● **TASK BRIEF**
Beginning with the line where "What data populates" appears, please restate each line of the records below word for word until the last one, inclusive, and nothing else.

● **Data records for software interfaces**
───

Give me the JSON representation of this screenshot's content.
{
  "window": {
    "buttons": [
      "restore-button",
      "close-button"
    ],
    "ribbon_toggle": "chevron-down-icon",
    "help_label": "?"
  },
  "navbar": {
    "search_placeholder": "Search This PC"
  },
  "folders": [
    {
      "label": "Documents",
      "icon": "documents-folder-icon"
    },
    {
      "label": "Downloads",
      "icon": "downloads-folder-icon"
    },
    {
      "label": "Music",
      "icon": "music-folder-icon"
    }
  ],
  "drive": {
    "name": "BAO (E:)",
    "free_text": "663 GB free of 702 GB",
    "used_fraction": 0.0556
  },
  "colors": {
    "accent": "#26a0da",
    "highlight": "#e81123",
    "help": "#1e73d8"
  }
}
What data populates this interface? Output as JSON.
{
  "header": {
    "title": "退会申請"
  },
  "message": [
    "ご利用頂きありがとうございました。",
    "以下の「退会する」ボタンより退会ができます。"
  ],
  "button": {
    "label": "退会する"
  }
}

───

● **EXERCISE ANSWER**
What data populates this interface? Output as JSON.
{
  "header": {
    "title": "退会申請"
  },
  "message": [
    "ご利用頂きありがとうございました。",
    "以下の「退会する」ボタンより退会ができます。"
  ],
  "button": {
    "label": "退会する"
  }
}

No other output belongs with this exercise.